However, when patients ask how long implants will last, I basically tell them that their own teeth did not last for a lifetime, and it will depend on how well they take care of the implants and maintain their periodontal health and recalls. I also give them the general statistics that more than 90% of the implants will still be functional at 10 years and that they may need replacement. Nothing is guaranteed for life.
According to Dr. Stuart Froum, a periodontist in New York and author of the textbook Dental Implant Complications:
I never give a guarantee or warranty. There are too many factors that can go wrong (i.e., overload from a poor crown, peri-implantitis—which I warn about and tell them that if they come in regularly, then they can minimize risks, osteoporosis, cancer, autoimmune disease, etc. If all is normal, I say if the implant has to be replaced because of anything related to my part of treatment, I will replace for the cost of the new implant. However, I warn patients (see my Dental Implant Complications textbook) that complication occurs in 40% of implants in the first five years and 50% of implants in the first 10 years. I give them an analogy to buying a car; they must maintain them and come in for professional monitoring and maintenance.
According to Dr. Donald Clem, a periodontist in California:
Our consent form is very general in this area. We simply say ". . . no guarantee or warranty regarding success of treatment can be made and that failure can occur." We tell patients that we expect the implant to function with a high degree of success for a minimum of five years but have certainly seen implants fail as other medical devices can within that time frame.
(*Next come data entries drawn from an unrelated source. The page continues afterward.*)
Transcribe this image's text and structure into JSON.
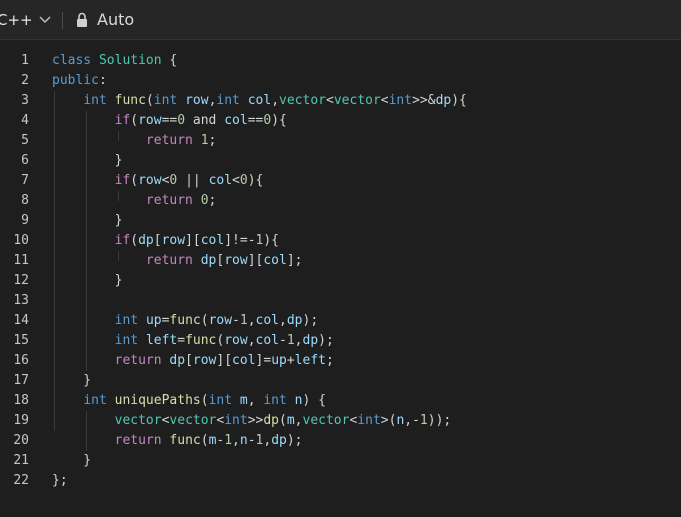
{
  "toolbar": {
    "language": "C++",
    "mode": "Auto",
    "icons": [
      "chevron-down-icon",
      "lock-icon"
    ]
  },
  "colors": {
    "keyword": "#569cd6",
    "type": "#4ec9b0",
    "function": "#dcdcaa",
    "control": "#c586c0",
    "variable": "#9cdcfe",
    "number": "#b5cea8",
    "plain": "#d4d4d4"
  },
  "editor": {
    "lines": [
      {
        "n": "1",
        "html": "<span class=\"kw\">class</span> <span class=\"ty\">Solution</span> {"
      },
      {
        "n": "2",
        "html": "<span class=\"kw\">public</span>:"
      },
      {
        "n": "3",
        "html": "    <span class=\"kw\">int</span> <span class=\"fn\">func</span>(<span class=\"kw\">int</span> <span class=\"vr\">row</span>,<span class=\"kw\">int</span> <span class=\"vr\">col</span>,<span class=\"ty\">vector</span>&lt;<span class=\"ty\">vector</span>&lt;<span class=\"kw\">int</span>&gt;&gt;&amp;<span class=\"vr\">dp</span>){"
      },
      {
        "n": "4",
        "html": "        <span class=\"ct\">if</span>(<span class=\"vr\">row</span>==<span class=\"nm\">0</span> and <span class=\"vr\">col</span>==<span class=\"nm\">0</span>){"
      },
      {
        "n": "5",
        "html": "            <span class=\"ct\">return</span> <span class=\"nm\">1</span>;"
      },
      {
        "n": "6",
        "html": "        }"
      },
      {
        "n": "7",
        "html": "        <span class=\"ct\">if</span>(<span class=\"vr\">row</span>&lt;<span class=\"nm\">0</span> || <span class=\"vr\">col</span>&lt;<span class=\"nm\">0</span>){"
      },
      {
        "n": "8",
        "html": "            <span class=\"ct\">return</span> <span class=\"nm\">0</span>;"
      },
      {
        "n": "9",
        "html": "        }"
      },
      {
        "n": "10",
        "html": "        <span class=\"ct\">if</span>(<span class=\"vr\">dp</span>[<span class=\"vr\">row</span>][<span class=\"vr\">col</span>]!=-<span class=\"nm\">1</span>){"
      },
      {
        "n": "11",
        "html": "            <span class=\"ct\">return</span> <span class=\"vr\">dp</span>[<span class=\"vr\">row</span>][<span class=\"vr\">col</span>];"
      },
      {
        "n": "12",
        "html": "        }"
      },
      {
        "n": "13",
        "html": ""
      },
      {
        "n": "14",
        "html": "        <span class=\"kw\">int</span> <span class=\"vr\">up</span>=<span class=\"fn\">func</span>(<span class=\"vr\">row</span>-<span class=\"nm\">1</span>,<span class=\"vr\">col</span>,<span class=\"vr\">dp</span>);"
      },
      {
        "n": "15",
        "html": "        <span class=\"kw\">int</span> <span class=\"vr\">left</span>=<span class=\"fn\">func</span>(<span class=\"vr\">row</span>,<span class=\"vr\">col</span>-<span class=\"nm\">1</span>,<span class=\"vr\">dp</span>);"
      },
      {
        "n": "16",
        "html": "        <span class=\"ct\">return</span> <span class=\"vr\">dp</span>[<span class=\"vr\">row</span>][<span class=\"vr\">col</span>]=<span class=\"vr\">up</span>+<span class=\"vr\">left</span>;"
      },
      {
        "n": "17",
        "html": "    }"
      },
      {
        "n": "18",
        "html": "    <span class=\"kw\">int</span> <span class=\"fn\">uniquePaths</span>(<span class=\"kw\">int</span> <span class=\"vr\">m</span>, <span class=\"kw\">int</span> <span class=\"vr\">n</span>) {"
      },
      {
        "n": "19",
        "html": "        <span class=\"ty\">vector</span>&lt;<span class=\"ty\">vector</span>&lt;<span class=\"kw\">int</span>&gt;&gt;<span class=\"fn\">dp</span>(<span class=\"vr\">m</span>,<span class=\"ty\">vector</span>&lt;<span class=\"kw\">int</span>&gt;(<span class=\"vr\">n</span>,-<span class=\"nm\">1</span>));"
      },
      {
        "n": "20",
        "html": "        <span class=\"ct\">return</span> <span class=\"fn\">func</span>(<span class=\"vr\">m</span>-<span class=\"nm\">1</span>,<span class=\"vr\">n</span>-<span class=\"nm\">1</span>,<span class=\"vr\">dp</span>);"
      },
      {
        "n": "21",
        "html": "    }"
      },
      {
        "n": "22",
        "html": "};"
      }
    ]
  }
}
While we cannot guarantee the success of a medical device, the vast majority of patients can expect a minimum of five to 10 years of function or longer with a high rate of success. We do not employ any type of "warranty" program as I prefer to take it on a case-by-case basis.
According to Dr. Jeanne Salcetti, a periodontist in Colorado:
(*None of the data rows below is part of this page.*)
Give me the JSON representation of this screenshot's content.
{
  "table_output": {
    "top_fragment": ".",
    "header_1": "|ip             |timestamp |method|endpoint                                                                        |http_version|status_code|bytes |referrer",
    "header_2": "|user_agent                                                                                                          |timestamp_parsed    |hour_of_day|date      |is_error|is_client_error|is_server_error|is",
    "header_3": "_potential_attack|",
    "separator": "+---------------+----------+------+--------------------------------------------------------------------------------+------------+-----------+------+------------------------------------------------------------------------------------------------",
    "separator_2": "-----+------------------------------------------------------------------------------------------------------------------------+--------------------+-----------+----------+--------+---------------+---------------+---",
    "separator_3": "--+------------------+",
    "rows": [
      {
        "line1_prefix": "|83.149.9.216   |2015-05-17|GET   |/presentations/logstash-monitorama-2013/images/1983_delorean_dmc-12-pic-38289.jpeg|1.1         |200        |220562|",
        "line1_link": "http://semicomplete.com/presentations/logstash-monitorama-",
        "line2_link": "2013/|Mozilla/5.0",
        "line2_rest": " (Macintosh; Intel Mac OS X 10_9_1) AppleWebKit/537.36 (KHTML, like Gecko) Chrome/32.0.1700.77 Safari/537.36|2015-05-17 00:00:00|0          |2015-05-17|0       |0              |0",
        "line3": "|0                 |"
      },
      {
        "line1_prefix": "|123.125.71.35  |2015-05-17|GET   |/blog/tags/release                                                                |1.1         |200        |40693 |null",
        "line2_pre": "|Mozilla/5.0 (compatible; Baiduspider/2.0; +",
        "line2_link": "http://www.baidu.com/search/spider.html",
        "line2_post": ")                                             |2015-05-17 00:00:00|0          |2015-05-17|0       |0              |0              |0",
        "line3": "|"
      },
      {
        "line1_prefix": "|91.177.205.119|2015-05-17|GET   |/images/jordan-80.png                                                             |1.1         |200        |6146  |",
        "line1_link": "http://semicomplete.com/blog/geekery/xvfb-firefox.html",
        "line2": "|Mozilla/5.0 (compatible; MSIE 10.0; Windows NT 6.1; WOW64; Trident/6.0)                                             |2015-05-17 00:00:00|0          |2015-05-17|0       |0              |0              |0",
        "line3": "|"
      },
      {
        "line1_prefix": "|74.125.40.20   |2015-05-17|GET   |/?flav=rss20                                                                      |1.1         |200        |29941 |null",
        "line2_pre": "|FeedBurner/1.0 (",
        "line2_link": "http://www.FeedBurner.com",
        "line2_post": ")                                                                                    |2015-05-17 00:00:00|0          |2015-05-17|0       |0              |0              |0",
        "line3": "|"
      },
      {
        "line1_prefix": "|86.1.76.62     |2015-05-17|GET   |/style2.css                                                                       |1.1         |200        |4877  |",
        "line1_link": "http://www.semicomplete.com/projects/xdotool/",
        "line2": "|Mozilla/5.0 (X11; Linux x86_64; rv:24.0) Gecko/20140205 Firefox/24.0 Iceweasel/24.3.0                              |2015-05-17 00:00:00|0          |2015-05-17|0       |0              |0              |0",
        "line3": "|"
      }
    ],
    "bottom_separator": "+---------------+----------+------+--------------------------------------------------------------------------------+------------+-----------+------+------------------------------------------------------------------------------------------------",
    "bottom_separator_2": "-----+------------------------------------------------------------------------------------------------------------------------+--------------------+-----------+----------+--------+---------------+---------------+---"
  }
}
So this is a multivariable answer. Yes . . . I guarantee my implants for one year after placement, which means I'll pick up any replacement costs associated with a failure. BUT . . . if they smoke . . . no guarantee, and this is in writing. If they fail to present for all of their follow-up appointments, no guarantee. If I see poor oral hygiene at any one of their follow-up appointments and upon reexamination, they still aren't performing the necessary proper hygiene, no guarantee.
I let patients know that this implant is a medical device and medical devices have been known to fail. If after a year and there is no reason for the failure—and depending on the patient—I'll replace the implant at 50% of the cost. This is truly a subjective decision and I can't give my logic, but most of the time I'll charge for removing the implant, doing a ridge augmentation to rebuild the bone, and then charge again for the implant.
According to Dr. E. Todd Schyer, a periodontist in Texas:
In our consent it says no warranty, other than the manufacturer’s. So patients would get the cost of the implant discounted. In reality, Mike (Dr. Schyer’s partner, Dr. Michael McGuire) and I replace implants at no cost in the first three years or so . . . unless the failure was an obvious failure from occlusal overload or smoking/health status, and those patients are documented as such way up-front if these factors are present during treatment planning. Odd failures we always replace those implants on our dime to keep the patient and referral happy.
Those are the responses from some of the biggest leaders in implant dentistry, with a range of practice and opinion when it comes to guaranteeing dental implants. One current theme is that replacement of failed implant parts is usually determined on a case-by-case basis with careful consideration given to patient-related factors.
MORE CLINICAL TIPS FROM DR. SCOTT FROUM . . .
'Help! My implant fell out!'
'How much do you charge for an implant? I just want to know the price!'
‘The implant you put in my mouth is now bleeding; what should I do?’
After a tooth extraction, are you guilty of chucking the tissue?
It's 10 p.m.; do you know where your patient's hemostasis is?